◆ Assigned task ◆
Look through the material below for "JSON". Copy every line that contains it.

◆ Data excerpts ◆
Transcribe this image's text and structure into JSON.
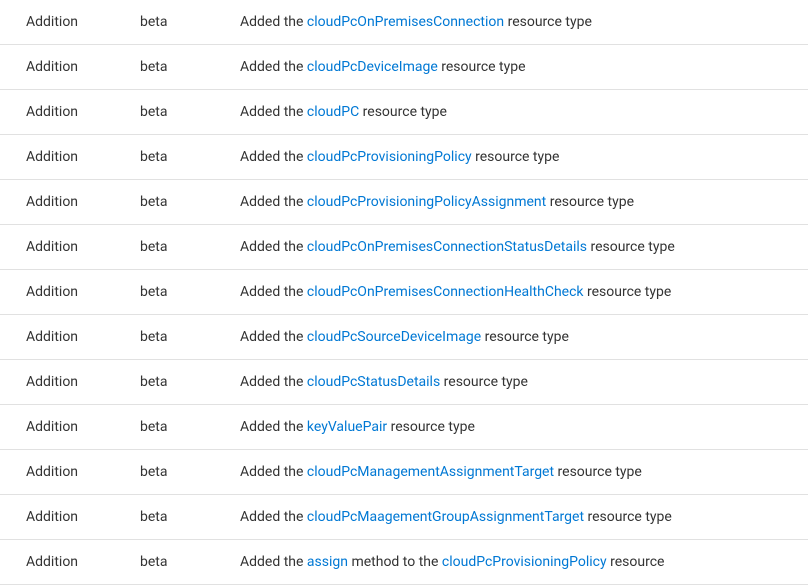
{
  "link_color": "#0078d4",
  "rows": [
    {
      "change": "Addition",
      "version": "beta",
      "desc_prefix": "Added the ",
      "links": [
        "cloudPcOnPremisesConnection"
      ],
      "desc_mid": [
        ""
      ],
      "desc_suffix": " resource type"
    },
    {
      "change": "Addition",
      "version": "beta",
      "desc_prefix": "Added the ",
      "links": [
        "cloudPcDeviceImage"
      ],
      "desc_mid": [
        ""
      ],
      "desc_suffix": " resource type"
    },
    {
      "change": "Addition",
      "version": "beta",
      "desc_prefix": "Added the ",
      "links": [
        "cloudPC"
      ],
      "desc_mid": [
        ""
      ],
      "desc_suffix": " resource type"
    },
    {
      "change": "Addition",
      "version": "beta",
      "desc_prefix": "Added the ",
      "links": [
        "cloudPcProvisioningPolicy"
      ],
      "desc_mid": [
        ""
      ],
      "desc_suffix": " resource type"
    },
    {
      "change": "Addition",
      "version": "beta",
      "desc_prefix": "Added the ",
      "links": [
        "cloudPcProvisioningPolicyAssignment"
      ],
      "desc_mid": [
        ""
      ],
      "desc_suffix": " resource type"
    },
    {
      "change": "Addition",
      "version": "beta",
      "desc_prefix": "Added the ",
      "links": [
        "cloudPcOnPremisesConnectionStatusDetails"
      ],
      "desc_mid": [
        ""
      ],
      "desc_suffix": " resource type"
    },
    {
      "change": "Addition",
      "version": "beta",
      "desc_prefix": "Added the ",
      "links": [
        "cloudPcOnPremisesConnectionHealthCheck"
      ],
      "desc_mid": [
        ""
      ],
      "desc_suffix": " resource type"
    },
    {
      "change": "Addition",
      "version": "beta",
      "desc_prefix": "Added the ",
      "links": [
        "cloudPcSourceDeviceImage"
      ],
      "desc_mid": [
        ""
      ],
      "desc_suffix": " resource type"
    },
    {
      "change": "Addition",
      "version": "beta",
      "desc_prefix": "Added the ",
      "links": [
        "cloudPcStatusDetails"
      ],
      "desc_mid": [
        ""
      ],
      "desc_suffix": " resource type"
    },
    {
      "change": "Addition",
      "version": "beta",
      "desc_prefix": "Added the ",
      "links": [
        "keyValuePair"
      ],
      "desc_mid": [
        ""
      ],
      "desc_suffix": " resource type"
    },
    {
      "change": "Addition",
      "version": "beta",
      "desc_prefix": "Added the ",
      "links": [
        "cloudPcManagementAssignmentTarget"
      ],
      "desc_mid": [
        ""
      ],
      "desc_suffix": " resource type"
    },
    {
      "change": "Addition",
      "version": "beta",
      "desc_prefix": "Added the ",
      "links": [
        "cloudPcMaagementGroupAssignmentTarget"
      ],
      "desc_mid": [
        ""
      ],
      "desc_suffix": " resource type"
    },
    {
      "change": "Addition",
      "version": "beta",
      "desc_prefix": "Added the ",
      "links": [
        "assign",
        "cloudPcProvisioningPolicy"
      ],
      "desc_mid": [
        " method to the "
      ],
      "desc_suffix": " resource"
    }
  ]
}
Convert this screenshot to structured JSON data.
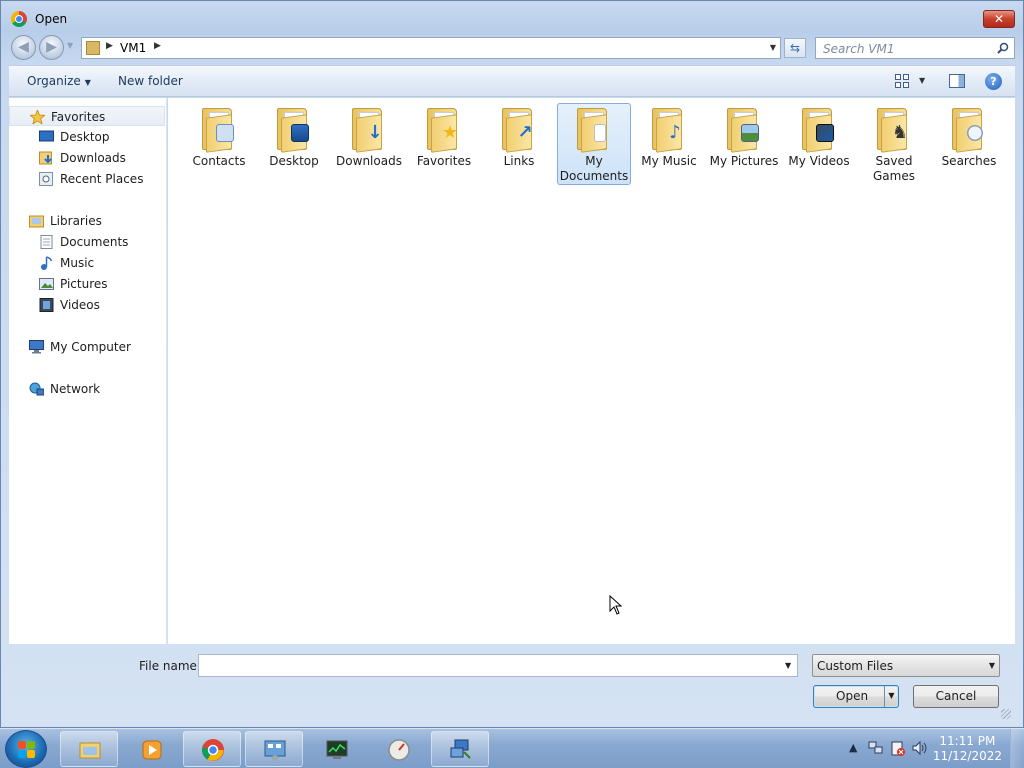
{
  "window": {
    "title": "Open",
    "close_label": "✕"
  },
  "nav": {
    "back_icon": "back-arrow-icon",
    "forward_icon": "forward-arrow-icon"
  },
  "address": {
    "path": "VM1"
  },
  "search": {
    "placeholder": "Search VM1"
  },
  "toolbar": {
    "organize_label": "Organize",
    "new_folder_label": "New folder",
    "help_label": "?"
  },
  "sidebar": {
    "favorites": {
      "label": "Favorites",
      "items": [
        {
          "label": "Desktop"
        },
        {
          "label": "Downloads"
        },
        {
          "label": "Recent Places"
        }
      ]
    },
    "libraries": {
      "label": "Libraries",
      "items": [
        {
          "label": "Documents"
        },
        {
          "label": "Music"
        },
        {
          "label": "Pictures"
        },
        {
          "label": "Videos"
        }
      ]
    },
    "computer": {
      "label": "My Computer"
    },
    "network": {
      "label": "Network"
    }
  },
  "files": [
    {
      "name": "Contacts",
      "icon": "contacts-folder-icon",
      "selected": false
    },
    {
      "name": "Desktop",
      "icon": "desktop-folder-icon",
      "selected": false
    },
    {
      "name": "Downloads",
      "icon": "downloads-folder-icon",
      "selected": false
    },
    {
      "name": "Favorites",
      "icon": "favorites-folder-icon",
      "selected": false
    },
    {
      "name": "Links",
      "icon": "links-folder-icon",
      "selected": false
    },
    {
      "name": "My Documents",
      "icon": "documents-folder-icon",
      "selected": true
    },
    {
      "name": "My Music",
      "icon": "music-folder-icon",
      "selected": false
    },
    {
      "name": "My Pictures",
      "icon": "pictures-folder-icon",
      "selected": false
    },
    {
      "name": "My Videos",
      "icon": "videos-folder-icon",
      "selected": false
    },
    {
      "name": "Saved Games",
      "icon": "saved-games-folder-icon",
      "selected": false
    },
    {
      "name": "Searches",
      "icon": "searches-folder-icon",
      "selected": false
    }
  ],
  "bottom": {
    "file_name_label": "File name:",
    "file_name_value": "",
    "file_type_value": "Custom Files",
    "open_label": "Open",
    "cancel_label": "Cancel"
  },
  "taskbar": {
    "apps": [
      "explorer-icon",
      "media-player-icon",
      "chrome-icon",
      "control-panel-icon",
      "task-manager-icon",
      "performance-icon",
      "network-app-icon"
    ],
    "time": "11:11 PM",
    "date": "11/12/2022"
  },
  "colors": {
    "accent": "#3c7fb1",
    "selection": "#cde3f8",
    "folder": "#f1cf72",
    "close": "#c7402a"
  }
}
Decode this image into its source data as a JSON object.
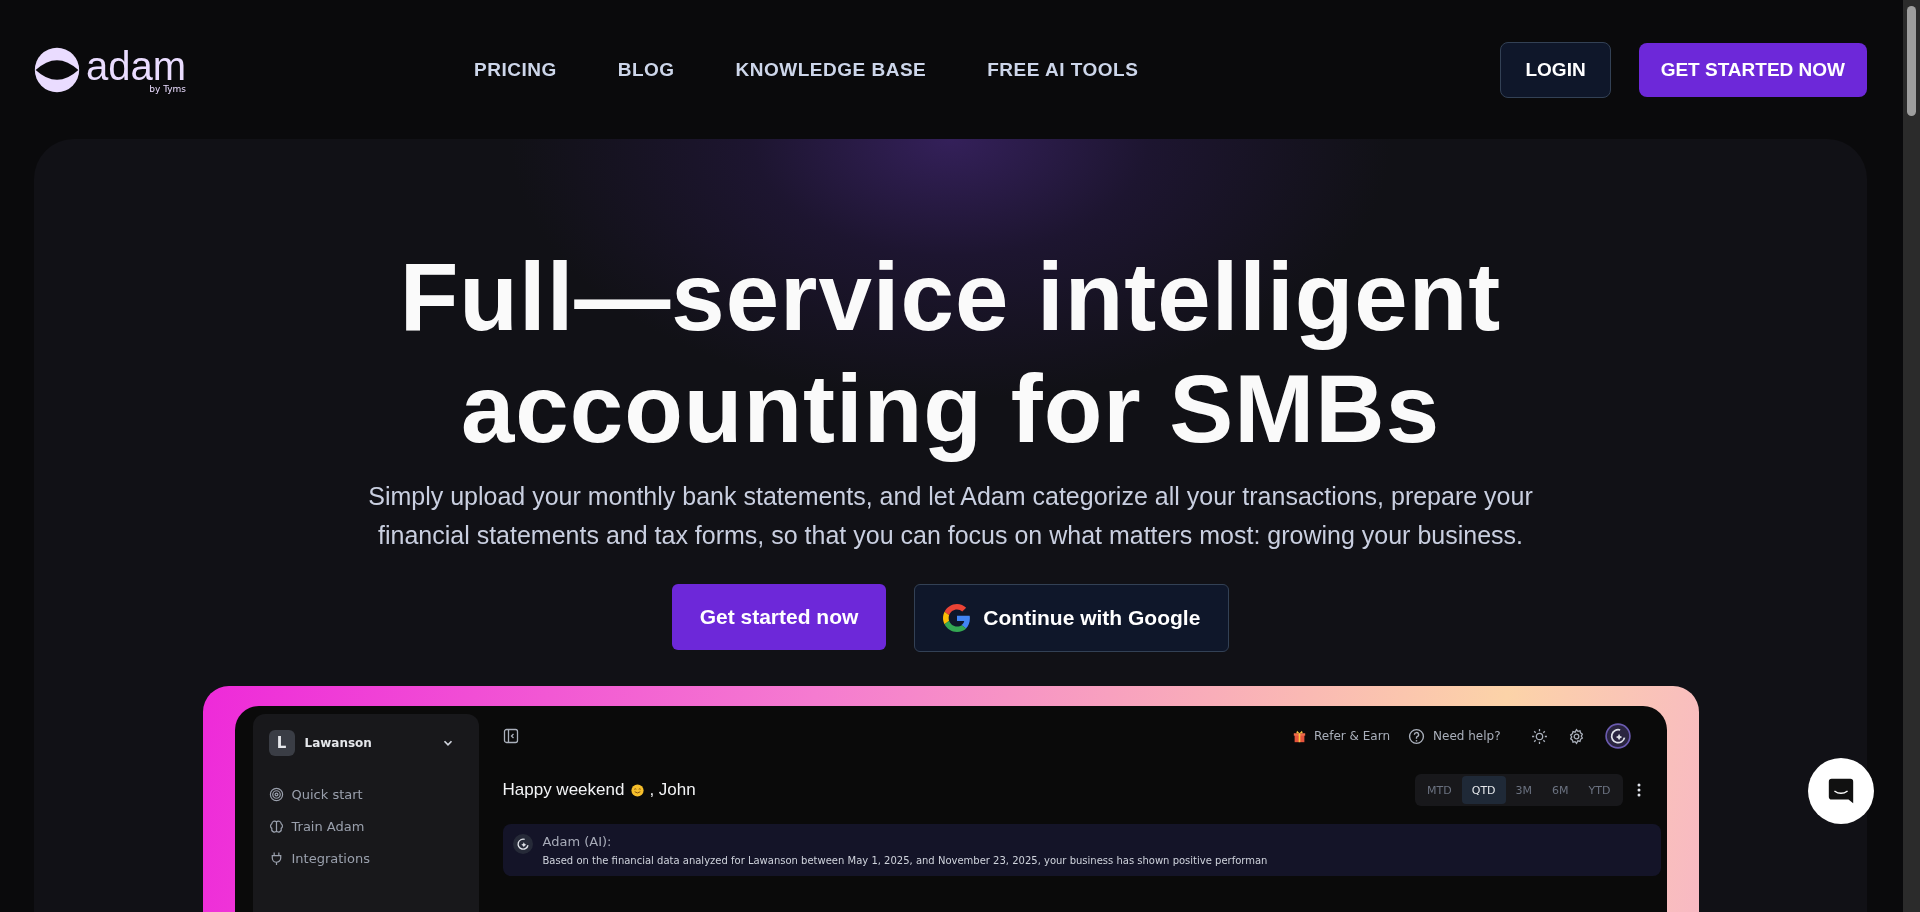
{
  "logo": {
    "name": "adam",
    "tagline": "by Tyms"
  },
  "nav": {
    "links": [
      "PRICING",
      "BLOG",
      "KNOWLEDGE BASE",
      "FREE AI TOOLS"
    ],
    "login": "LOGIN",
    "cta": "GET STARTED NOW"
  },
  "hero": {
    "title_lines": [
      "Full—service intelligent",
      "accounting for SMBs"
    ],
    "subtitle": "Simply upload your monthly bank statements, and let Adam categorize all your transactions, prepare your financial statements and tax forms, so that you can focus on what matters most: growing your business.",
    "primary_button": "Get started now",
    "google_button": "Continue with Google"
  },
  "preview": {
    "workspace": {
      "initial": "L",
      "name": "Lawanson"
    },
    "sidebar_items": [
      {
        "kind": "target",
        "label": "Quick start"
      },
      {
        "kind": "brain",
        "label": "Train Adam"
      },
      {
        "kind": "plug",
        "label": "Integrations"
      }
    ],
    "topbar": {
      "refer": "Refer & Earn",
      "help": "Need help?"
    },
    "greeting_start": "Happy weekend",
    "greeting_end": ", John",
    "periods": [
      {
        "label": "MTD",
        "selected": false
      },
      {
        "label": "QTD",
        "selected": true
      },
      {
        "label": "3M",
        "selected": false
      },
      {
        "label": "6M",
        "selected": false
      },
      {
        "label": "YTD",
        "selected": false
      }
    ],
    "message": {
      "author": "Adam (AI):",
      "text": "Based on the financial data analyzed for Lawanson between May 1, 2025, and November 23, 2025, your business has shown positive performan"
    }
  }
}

◆ Finished task ◆
Transcribe this image's text and structure into JSON.
Convert this screenshot to structured JSON data.
Decode this image into its source data as a JSON object.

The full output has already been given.